Solving the Smelly Problem of Fragrance-Induced Disabilities
Employee sensitivity to synthetic fragrance and other chemicals is an increasing complaint in today’s workplace. Employees may report a wide-range of symptoms triggered by exposure to common items, such as perfumes and scented products, cleaning agents, fresh paint, adhesives, air fresheners and deodorizers, and emissions from office equipment.
Although not uniformly recognized in the medical field, the condition is sometimes referred to as Multiple Chemical Sensitivity (MCS). An estimated 4% of the population, or more than 11 million people, may suffer from MCS. People with MCS report a wide range of symptoms, including migraines or severe headaches, fatigue, difficulty concentrating, and flu-like symptoms, such as nausea, muscle aches, and dizziness.

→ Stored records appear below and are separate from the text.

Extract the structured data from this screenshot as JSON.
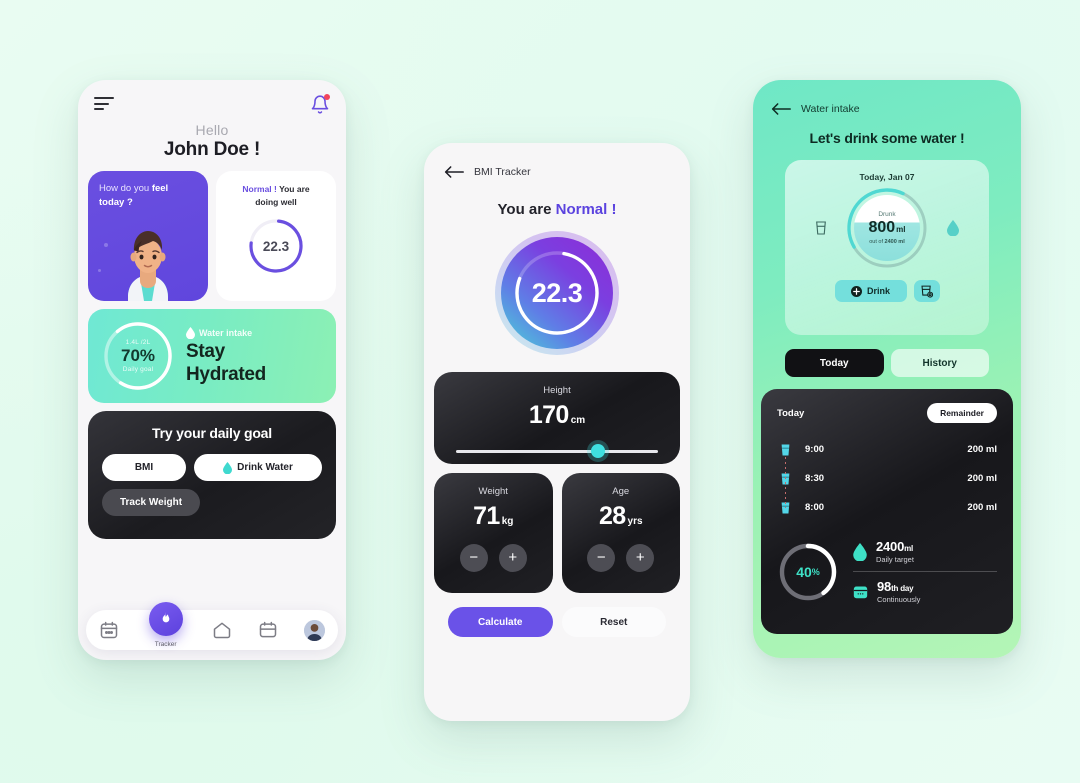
{
  "home": {
    "icons": {
      "menu": "hamburger-icon",
      "bell": "notification-bell-icon"
    },
    "greeting_hello": "Hello",
    "greeting_name": "John Doe !",
    "feel_card": {
      "text_a": "How do you ",
      "text_b": "feel",
      "text_c": "today ?"
    },
    "bmi_card": {
      "caption_hl": "Normal !",
      "caption_rest": " You are doing well",
      "value": "22.3"
    },
    "water_card": {
      "label": "Water intake",
      "title_line1": "Stay",
      "title_line2": "Hydrated",
      "ring_top": "1.4L /2L",
      "ring_pct": "70%",
      "ring_sub": "Daily goal"
    },
    "goal_card": {
      "title": "Try your daily goal",
      "chip_bmi": "BMI",
      "chip_drink": "Drink Water",
      "chip_track": "Track Weight"
    },
    "nav": {
      "items": [
        "calendar-icon",
        "tracker-flame-icon",
        "home-icon",
        "card-icon",
        "profile-avatar"
      ],
      "active_label": "Tracker"
    }
  },
  "bmi": {
    "back": "back-arrow-icon",
    "header_title": "BMI Tracker",
    "status_prefix": "You are ",
    "status_value": "Normal !",
    "gauge_value": "22.3",
    "height": {
      "label": "Height",
      "value": "170",
      "unit": "cm",
      "slider_pct": "67"
    },
    "weight": {
      "label": "Weight",
      "value": "71",
      "unit": "kg",
      "minus": "−",
      "plus": "+"
    },
    "age": {
      "label": "Age",
      "value": "28",
      "unit": "yrs",
      "minus": "−",
      "plus": "+"
    },
    "calculate_label": "Calculate",
    "reset_label": "Reset"
  },
  "water": {
    "back": "back-arrow-icon",
    "header_title": "Water intake",
    "title": "Let's drink some water !",
    "card": {
      "date": "Today, Jan 07",
      "drunk_label": "Drunk",
      "amount": "800",
      "amount_unit": "ml",
      "out_of_prefix": "out of ",
      "out_of_value": "2400 ml",
      "drink_button": "Drink",
      "cup_button": "cup-settings-icon"
    },
    "tabs": {
      "today": "Today",
      "history": "History"
    },
    "list": {
      "header": "Today",
      "remainder_button": "Remainder",
      "rows": [
        {
          "time": "9:00",
          "amount": "200 ml"
        },
        {
          "time": "8:30",
          "amount": "200 ml"
        },
        {
          "time": "8:00",
          "amount": "200 ml"
        }
      ]
    },
    "footer": {
      "progress_pct": "40",
      "progress_sym": "%",
      "target_value": "2400",
      "target_unit": "ml",
      "target_label": "Daily target",
      "days_value": "98",
      "days_suffix": "th day",
      "days_label": "Continuously"
    }
  },
  "colors": {
    "purple": "#6a4fe0",
    "purple_deep": "#5b43df",
    "teal": "#3fe0e0",
    "mint": "#74dfdc",
    "green": "#8cf0b4",
    "dark": "#18181c",
    "bg": "#e6fbef"
  }
}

Employers sometimes struggle to accommodate an employee with a condition like MCS. As with other possible disabilities, employers should engage in the interactive process with the employee, including seeking information from the employee’s health-care provider.
The most frequent MCS accommodation involves implementing a fragrance-free workplace policy, or a fragrance-free zone within the workplace. The Job Accommodation Network (JAN) has information about ways employers may accommodate an employee with MCS.
Additional accommodation suggestions from JAN and other sources include:
- Post warning signs in restrooms and other sites in the workplace about fragrance use
- Limit proximity to air fresheners and the ventilation system
- Utilize air purifiers as needed based on testing results or individual sensitivity
- Regularly engage an industrial hygiene professional to test the air
- Allow the employee to wear a respirator mask
- Utilize electronic communications or teleconferences to limit exposure to others
- Designate scent-free meeting rooms
- Allow rest breaks as needed
- Educate management and co-workers about how to create and maintain indoor air quality by limiting exposure to scented products
- Develop a fragrance-free policy
If you have questions about implementing a fragrance-free workplace policy, or other disability accommodation questions, please contact the Foster Pepper Employment and Labor Relations Practice Group.